CHAPTER FOUR: ADVANCE & RETREAT CONTINUOUS BOXING
This exercise is the linking of the five techniques into a series of eleven movements:
See image 21 [reverse view (repeat of image 2)]:
See image 22 [repeat of image 5]:
3. RETREAT WITH CRASHING
First your right foot retreats and then your left foot retreats behind your right foot as your right fist withdraws and your left fist shoots out. See image 23 [reverse view]:
4. STRAIGHT-STANCE CRASHING
The “straight stance” means that the same fist and foot are forward. It would not be convenient in this moment for your left foot to advance while your right fist strikes out, therefore since your right foot is already in front, let it step forward along with your right punch, your left fist at the same time withdrawing and your left foot doing a follow step. See image 24 [reverse view]:
5. DOUBLE CROSSING FISTS
Your fists cross with your right fist on the outside, your torso turning halfway to the left. See image 25:
Then your fists [rise up and] spread apart, your arms each drawing a semicircle. Your arms must not become stiff, and so they each maintain a slight bend and thereby contain strength. See image 26:
Then your left fist opens and your right fist meets it, your hands coming together at your navel, pressed against your body. When your hands spread apart, your left foot retreats a step. When your hands come together, your right foot goes next to your left foot, your torso turning halfway to the left. See image 27 (Note: This image does not accurately represent the position of the lower body [because it is simply a repeat of image 25] and should instead show the feet next to each other.):
Your left fist and right foot go forward. See image 28 [repeat of image 15]:
7. RETREAT WITH CHOPPING

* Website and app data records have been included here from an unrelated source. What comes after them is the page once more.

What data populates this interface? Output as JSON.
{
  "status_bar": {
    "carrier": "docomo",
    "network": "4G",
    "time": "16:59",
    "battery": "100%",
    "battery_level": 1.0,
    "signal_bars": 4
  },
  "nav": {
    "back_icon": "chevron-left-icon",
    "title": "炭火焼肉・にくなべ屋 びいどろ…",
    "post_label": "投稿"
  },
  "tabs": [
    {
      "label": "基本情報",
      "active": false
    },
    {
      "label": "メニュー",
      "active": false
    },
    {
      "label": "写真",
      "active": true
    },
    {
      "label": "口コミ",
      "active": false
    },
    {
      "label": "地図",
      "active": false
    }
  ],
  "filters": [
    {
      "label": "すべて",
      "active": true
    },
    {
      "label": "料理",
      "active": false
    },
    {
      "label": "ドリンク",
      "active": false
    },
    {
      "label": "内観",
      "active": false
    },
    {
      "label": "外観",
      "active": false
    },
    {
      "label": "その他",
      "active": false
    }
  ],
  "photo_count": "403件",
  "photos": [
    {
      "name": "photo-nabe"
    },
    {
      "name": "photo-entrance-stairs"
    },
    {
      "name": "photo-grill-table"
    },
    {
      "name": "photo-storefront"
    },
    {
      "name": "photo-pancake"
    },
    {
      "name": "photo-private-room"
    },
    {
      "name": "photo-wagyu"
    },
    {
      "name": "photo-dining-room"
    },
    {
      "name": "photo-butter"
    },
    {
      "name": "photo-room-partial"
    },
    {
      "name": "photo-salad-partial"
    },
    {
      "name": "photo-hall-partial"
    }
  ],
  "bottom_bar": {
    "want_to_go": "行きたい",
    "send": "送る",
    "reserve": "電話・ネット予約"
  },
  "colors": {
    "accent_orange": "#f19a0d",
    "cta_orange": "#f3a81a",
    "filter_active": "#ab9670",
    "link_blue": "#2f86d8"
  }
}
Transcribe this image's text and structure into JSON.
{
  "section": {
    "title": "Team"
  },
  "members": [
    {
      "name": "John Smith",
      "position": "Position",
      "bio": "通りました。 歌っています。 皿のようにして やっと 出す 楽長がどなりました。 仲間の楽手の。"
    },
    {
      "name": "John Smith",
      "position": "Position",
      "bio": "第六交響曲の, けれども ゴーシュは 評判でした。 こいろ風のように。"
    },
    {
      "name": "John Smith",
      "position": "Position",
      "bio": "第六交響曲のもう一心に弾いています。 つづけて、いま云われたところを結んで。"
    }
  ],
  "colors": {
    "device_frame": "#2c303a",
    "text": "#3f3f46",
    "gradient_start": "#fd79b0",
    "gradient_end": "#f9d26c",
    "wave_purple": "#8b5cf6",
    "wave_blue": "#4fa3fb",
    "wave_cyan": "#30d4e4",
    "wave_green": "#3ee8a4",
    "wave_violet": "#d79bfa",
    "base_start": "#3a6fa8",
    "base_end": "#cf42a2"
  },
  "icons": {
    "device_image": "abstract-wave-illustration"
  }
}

First your right foot retreats [a full step behind your left foot], your right fist lowering in a semicircle, your left fist withdrawing, and then your left hand chops out, your left foot slightly retreating, but still in front of your right foot. See image 29 [reverse view (repeat of image 2)]:
This chopping technique involves your left hand and left foot still being forward [instead of switching to the other side]. Your left palm becomes a fist, pulling back to your solar plexus and your right hand becomes a fist [and drills out], then your left hand chops out again as your right fist again becomes a palm and withdraws against your body. See image 30 [reverse view (repeat of image 2)]:
Your right hand and left foot go forward. See image 31 [repeat of image 19]:
Your left hand and right foot go forward. See image 32 [reverse view (repeat of image 8)]:
See image 33 [repeat of image 5]:
12. TURN AROUND
After you have performed the crashing technique, turn around, repeat the sequence as before until you are again performing movement 3, then finish.